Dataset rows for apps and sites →
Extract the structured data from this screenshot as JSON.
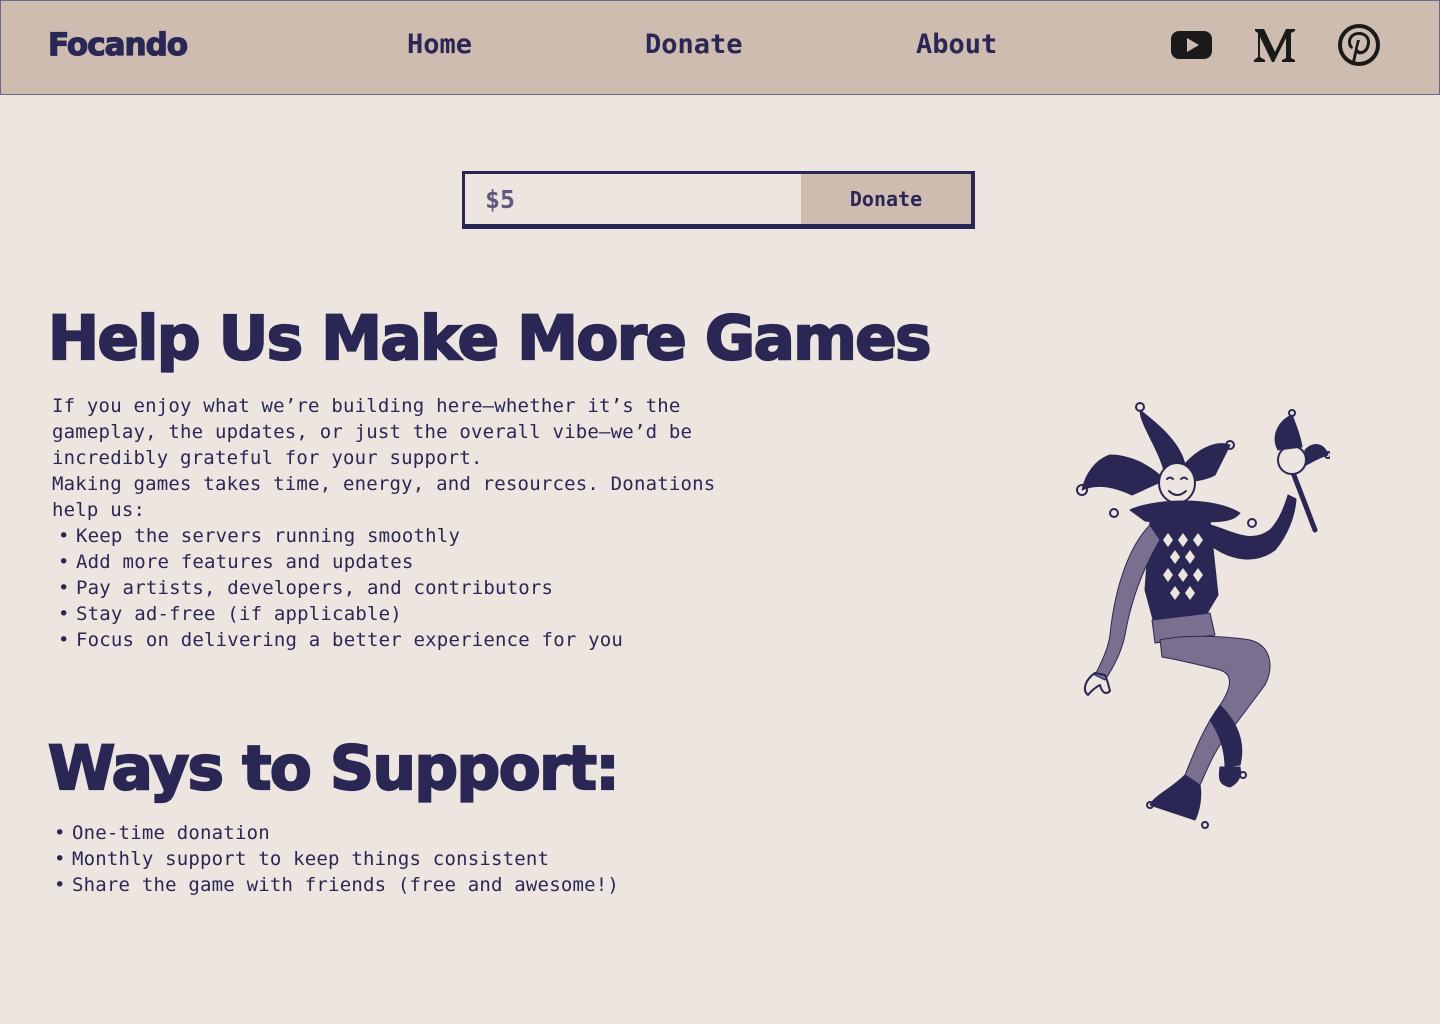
{
  "nav": {
    "brand": "Focando",
    "links": [
      "Home",
      "Donate",
      "About"
    ],
    "social_icons": [
      "youtube-icon",
      "medium-icon",
      "pinterest-icon"
    ]
  },
  "donate_form": {
    "amount_placeholder": "$5",
    "button_label": "Donate"
  },
  "section_help": {
    "title": "Help Us Make More Games",
    "paragraph_1": "If you enjoy what we’re building here—whether it’s the gameplay, the updates, or just the overall vibe—we’d be incredibly grateful for your support.",
    "paragraph_2": "Making games takes time, energy, and resources. Donations help us:",
    "items": [
      "Keep the servers running smoothly",
      "Add more features and updates",
      "Pay artists, developers, and contributors",
      "Stay ad-free (if applicable)",
      "Focus on delivering a better experience for you"
    ]
  },
  "section_ways": {
    "title": "Ways to Support:",
    "items": [
      "One-time donation",
      "Monthly support to keep things consistent",
      "Share the game with friends (free and awesome!)"
    ]
  },
  "illustration": "jester-illustration",
  "colors": {
    "background": "#ece5e0",
    "navbar": "#cfbcb1",
    "primary_text": "#2b2754",
    "input_text": "#5f5a7d"
  }
}
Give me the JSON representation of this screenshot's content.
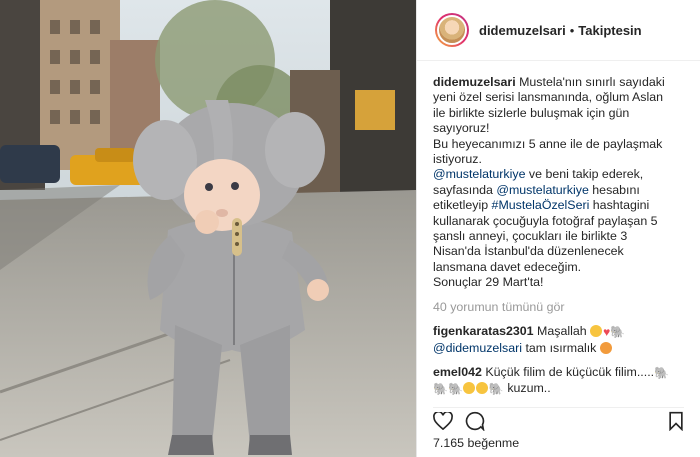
{
  "post": {
    "username": "didemuzelsari",
    "separator": "•",
    "follow_status": "Takiptesin",
    "caption": {
      "username": "didemuzelsari",
      "lines": [
        "Mustela'nın sınırlı sayıdaki",
        "yeni özel serisi lansmanında, oğlum Aslan",
        "ile birlikte sizlerle buluşmak için gün",
        "sayıyoruz!",
        "Bu heyecanımızı 5 anne ile de paylaşmak",
        "istiyoruz."
      ],
      "mention1": "@mustelaturkiye",
      "text2": " ve beni takip ederek,",
      "text3": "sayfasında ",
      "mention2": "@mustelaturkiye",
      "text4": " hesabını",
      "text5": "etiketleyip ",
      "hashtag": "#MustelaÖzelSeri",
      "text6": " hashtagini",
      "lines2": [
        "kullanarak çocuğuyla fotoğraf paylaşan 5",
        "şanslı anneyi, çocukları ile birlikte 3",
        "Nisan'da İstanbul'da düzenlenecek",
        "lansmana davet edeceğim.",
        "Sonuçlar 29 Mart'ta!"
      ]
    },
    "view_all_comments": "40 yorumun tümünü gör",
    "comments": [
      {
        "user": "figenkaratas2301",
        "text": "Maşallah",
        "reply_mention": "@didemuzelsari",
        "reply_text": " tam ısırmalık"
      },
      {
        "user": "emel042",
        "text": "Küçük filim de küçücük filim.....",
        "text2": "kuzum.."
      }
    ],
    "likes": "7.165 beğenme",
    "icons": [
      "heart-icon",
      "comment-icon",
      "bookmark-icon"
    ],
    "colors": {
      "link": "#003569",
      "muted": "#999999",
      "heart": "#ed4956"
    }
  }
}
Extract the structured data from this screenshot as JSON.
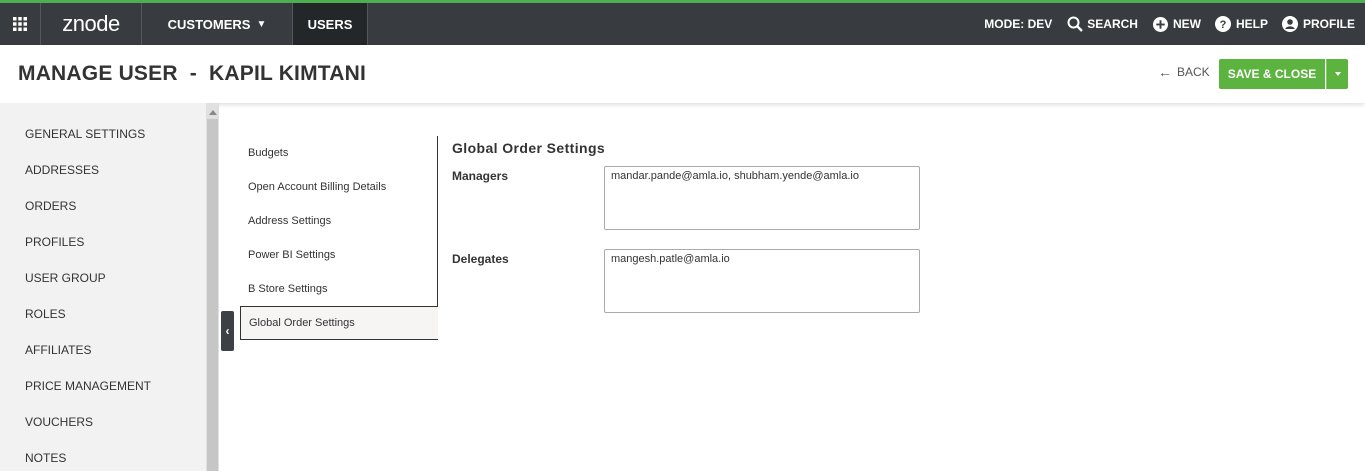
{
  "app": {
    "logo_text": "znode"
  },
  "topnav": {
    "customers_label": "CUSTOMERS",
    "users_label": "USERS",
    "mode_label": "MODE: DEV",
    "search_label": "SEARCH",
    "new_label": "NEW",
    "help_label": "HELP",
    "profile_label": "PROFILE"
  },
  "header": {
    "title": "MANAGE USER  -  KAPIL KIMTANI",
    "back_label": "BACK",
    "save_label": "SAVE & CLOSE"
  },
  "sidebar": {
    "items": [
      {
        "label": "GENERAL SETTINGS"
      },
      {
        "label": "ADDRESSES"
      },
      {
        "label": "ORDERS"
      },
      {
        "label": "PROFILES"
      },
      {
        "label": "USER GROUP"
      },
      {
        "label": "ROLES"
      },
      {
        "label": "AFFILIATES"
      },
      {
        "label": "PRICE MANAGEMENT"
      },
      {
        "label": "VOUCHERS"
      },
      {
        "label": "NOTES"
      }
    ]
  },
  "tabs": {
    "items": [
      {
        "label": "Budgets"
      },
      {
        "label": "Open Account Billing Details"
      },
      {
        "label": "Address Settings"
      },
      {
        "label": "Power BI Settings"
      },
      {
        "label": "B Store Settings"
      },
      {
        "label": "Global Order Settings"
      }
    ],
    "active": "Global Order Settings"
  },
  "content": {
    "title": "Global Order Settings",
    "managers_label": "Managers",
    "managers_value": "mandar.pande@amla.io, shubham.yende@amla.io",
    "delegates_label": "Delegates",
    "delegates_value": "mangesh.patle@amla.io"
  },
  "colors": {
    "topbar": "#383c40",
    "accent_green": "#5cb33f",
    "sidebar_bg": "#f2f2f2"
  }
}
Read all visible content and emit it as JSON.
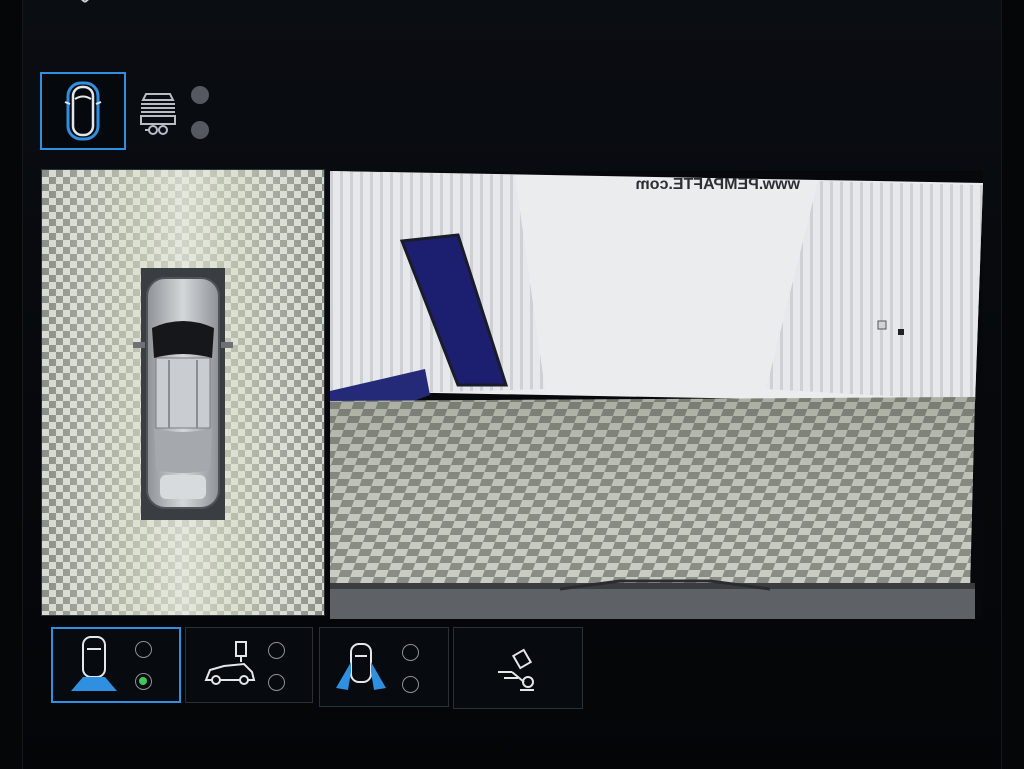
{
  "colors": {
    "accent": "#2f8fe0",
    "active_indicator": "#3cc85a",
    "background": "#06080b",
    "icon_gray": "#c8ccd2"
  },
  "top_views": [
    {
      "name": "overhead-car-view",
      "icon": "car-top-icon",
      "selected": true
    },
    {
      "name": "trailer-view",
      "icon": "trailer-hitch-icon",
      "selected": false
    }
  ],
  "camera_modes": [
    {
      "name": "rear-standard",
      "icon": "car-rear-camera-icon",
      "selected": true,
      "options": [
        "off",
        "on"
      ]
    },
    {
      "name": "trailer-hitch",
      "icon": "car-side-hitch-icon",
      "selected": false,
      "options": [
        "off",
        "off"
      ]
    },
    {
      "name": "side-view",
      "icon": "car-side-camera-icon",
      "selected": false,
      "options": [
        "off",
        "off"
      ]
    },
    {
      "name": "trailer-assist",
      "icon": "trailer-assist-icon",
      "selected": false
    }
  ],
  "rear_camera": {
    "wall_text": "www.PEMPAFTE.com"
  }
}
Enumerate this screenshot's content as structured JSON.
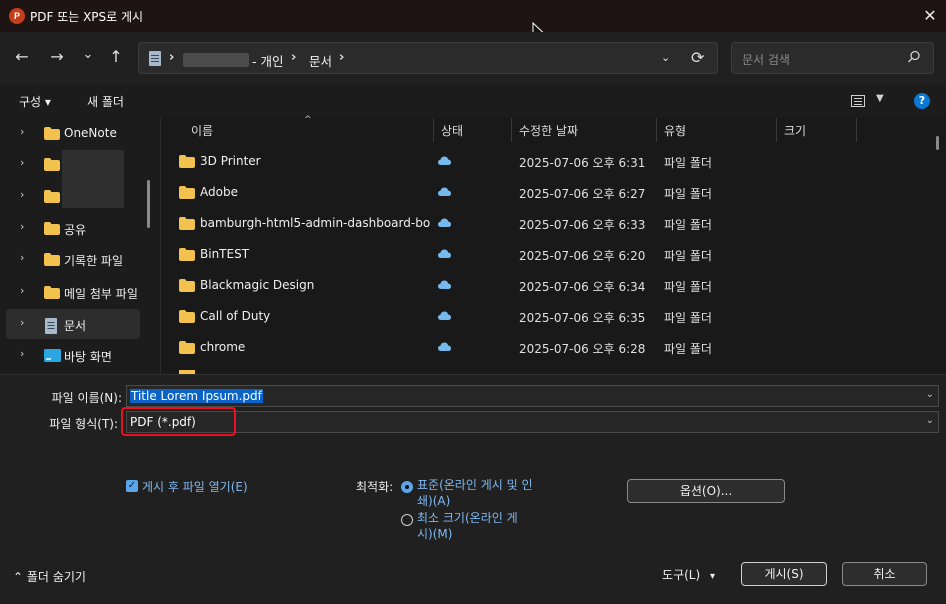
{
  "window": {
    "title": "PDF 또는 XPS로 게시",
    "app_icon_letter": "P",
    "close_glyph": "✕"
  },
  "nav": {
    "back": "←",
    "forward": "→",
    "recent": "⌄",
    "up": "↑",
    "breadcrumb": {
      "segment_owner": "- 개인",
      "segment_folder": "문서"
    },
    "search_placeholder": "문서 검색"
  },
  "commands": {
    "organize": "구성 ▾",
    "new_folder": "새 폴더",
    "help": "?"
  },
  "sidebar": {
    "items": [
      {
        "label": "OneNote",
        "icon": "folder-icon"
      },
      {
        "label": "",
        "icon": "folder-icon"
      },
      {
        "label": "",
        "icon": "folder-icon"
      },
      {
        "label": "공유",
        "icon": "folder-icon"
      },
      {
        "label": "기록한 파일",
        "icon": "folder-icon"
      },
      {
        "label": "메일 첨부 파일",
        "icon": "folder-icon"
      },
      {
        "label": "문서",
        "icon": "documents-icon",
        "selected": true
      },
      {
        "label": "바탕 화면",
        "icon": "desktop-icon"
      }
    ]
  },
  "file_list": {
    "columns": [
      "이름",
      "상태",
      "수정한 날짜",
      "유형",
      "크기"
    ],
    "rows": [
      {
        "name": "3D Printer",
        "status": "cloud",
        "date": "2025-07-06 오후 6:31",
        "type": "파일 폴더"
      },
      {
        "name": "Adobe",
        "status": "cloud",
        "date": "2025-07-06 오후 6:27",
        "type": "파일 폴더"
      },
      {
        "name": "bamburgh-html5-admin-dashboard-bo...",
        "status": "cloud",
        "date": "2025-07-06 오후 6:33",
        "type": "파일 폴더"
      },
      {
        "name": "BinTEST",
        "status": "cloud",
        "date": "2025-07-06 오후 6:20",
        "type": "파일 폴더"
      },
      {
        "name": "Blackmagic Design",
        "status": "cloud",
        "date": "2025-07-06 오후 6:34",
        "type": "파일 폴더"
      },
      {
        "name": "Call of Duty",
        "status": "cloud",
        "date": "2025-07-06 오후 6:35",
        "type": "파일 폴더"
      },
      {
        "name": "chrome",
        "status": "cloud",
        "date": "2025-07-06 오후 6:28",
        "type": "파일 폴더"
      }
    ]
  },
  "form": {
    "filename_label": "파일 이름(N):",
    "filename_value": "Title Lorem Ipsum.pdf",
    "filetype_label": "파일 형식(T):",
    "filetype_value": "PDF (*.pdf)",
    "open_after_label": "게시 후 파일 열기(E)",
    "open_after_checked": true,
    "optimize_label": "최적화:",
    "optimize_standard": "표준(온라인 게시 및 인쇄)(A)",
    "optimize_minimum": "최소 크기(온라인 게시)(M)",
    "options_button": "옵션(O)..."
  },
  "footer": {
    "hide_folders": "폴더 숨기기",
    "tools": "도구(L)",
    "publish": "게시(S)",
    "cancel": "취소"
  },
  "colors": {
    "accent": "#0a64c8",
    "link_blue": "#7fb8f0",
    "highlight_red": "#e81123",
    "folder_yellow": "#f2c14e"
  }
}
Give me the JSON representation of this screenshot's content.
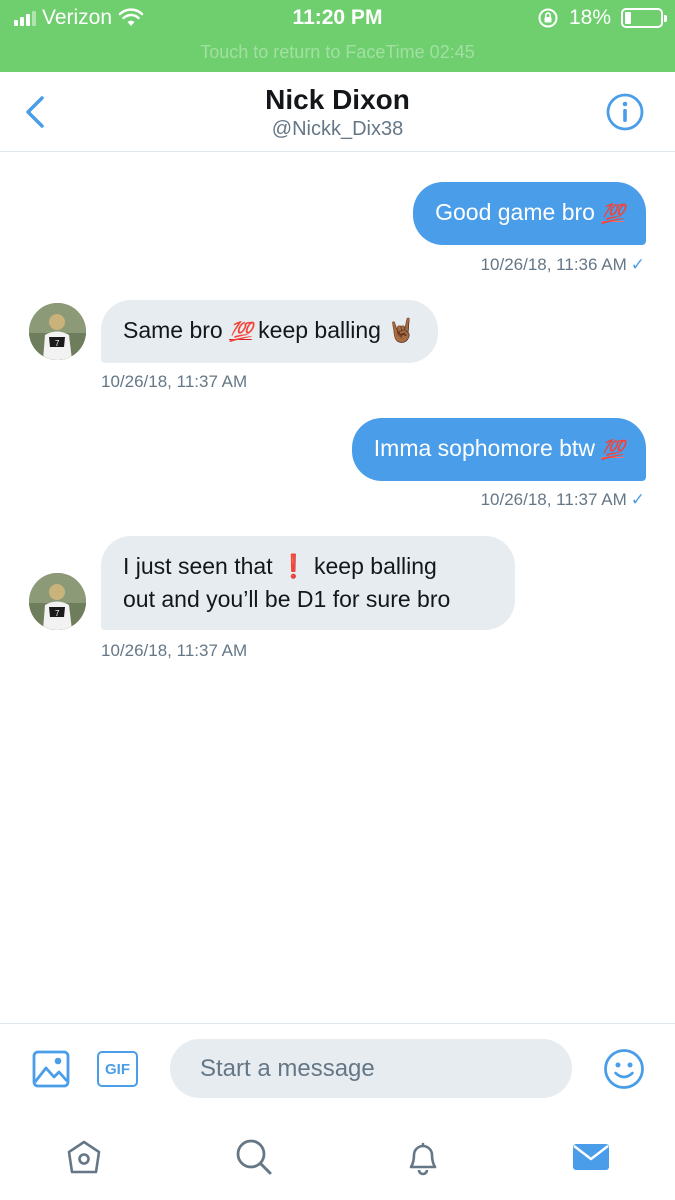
{
  "status_bar": {
    "carrier": "Verizon",
    "time": "11:20 PM",
    "battery_percent": "18%",
    "battery_level": 0.18,
    "banner": "Touch to return to FaceTime 02:45",
    "background_color": "#6fcf6f"
  },
  "header": {
    "title": "Nick Dixon",
    "handle": "@Nickk_Dix38",
    "back_icon": "chevron-left-icon",
    "info_icon": "info-icon"
  },
  "conversation": {
    "messages": [
      {
        "direction": "outgoing",
        "text": "Good game bro",
        "emoji": "💯",
        "timestamp": "10/26/18, 11:36 AM",
        "read_check": "✓"
      },
      {
        "direction": "incoming",
        "text_before": "Same bro",
        "emoji1": "💯",
        "text_after": "keep balling",
        "emoji2": "🤘🏾",
        "timestamp": "10/26/18, 11:37 AM"
      },
      {
        "direction": "outgoing",
        "text": "Imma sophomore btw",
        "emoji": "💯",
        "timestamp": "10/26/18, 11:37 AM",
        "read_check": "✓"
      },
      {
        "direction": "incoming",
        "line1_before": "I just seen that",
        "emoji": "❗",
        "line1_after": "keep balling",
        "line2": "out and you’ll be D1 for sure bro",
        "timestamp": "10/26/18, 11:37 AM"
      }
    ]
  },
  "composer": {
    "placeholder": "Start a message",
    "gif_label": "GIF",
    "image_icon": "image-icon",
    "emoji_icon": "smiley-icon"
  },
  "tab_bar": {
    "items": [
      "home-icon",
      "search-icon",
      "notifications-icon",
      "messages-icon"
    ],
    "active": "messages-icon"
  },
  "colors": {
    "accent": "#4a9de9",
    "incoming_bubble": "#e6ecf0",
    "secondary_text": "#657786"
  }
}
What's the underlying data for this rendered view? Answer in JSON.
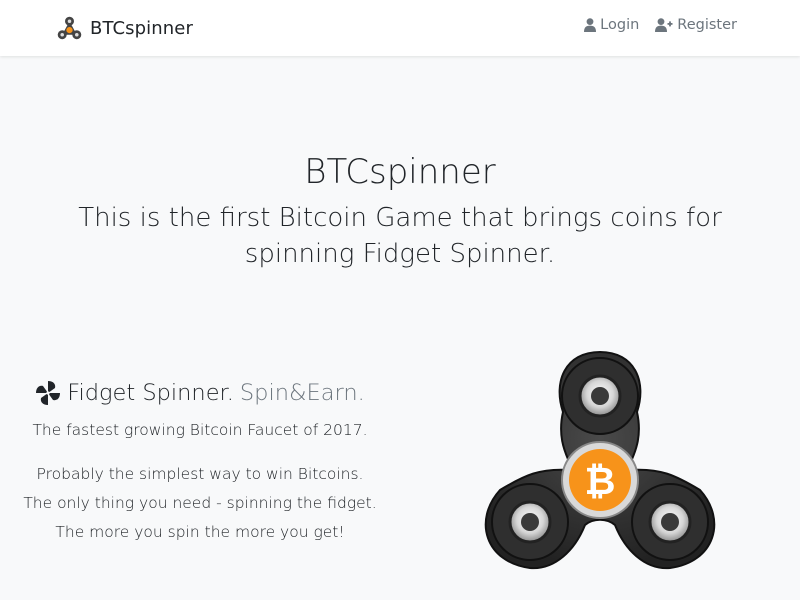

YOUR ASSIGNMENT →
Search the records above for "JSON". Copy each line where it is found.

WRITTEN SOLUTION →
Extract the structured data from this screenshot as JSON.
Give me the JSON representation of this screenshot's content.
Extract the structured data from this screenshot as JSON.
Read all visible content and emit it as JSON.
Enumerate this screenshot's content as structured JSON.
Give me the JSON representation of this screenshot's content.
What's the underlying data for this rendered view? Answer in JSON.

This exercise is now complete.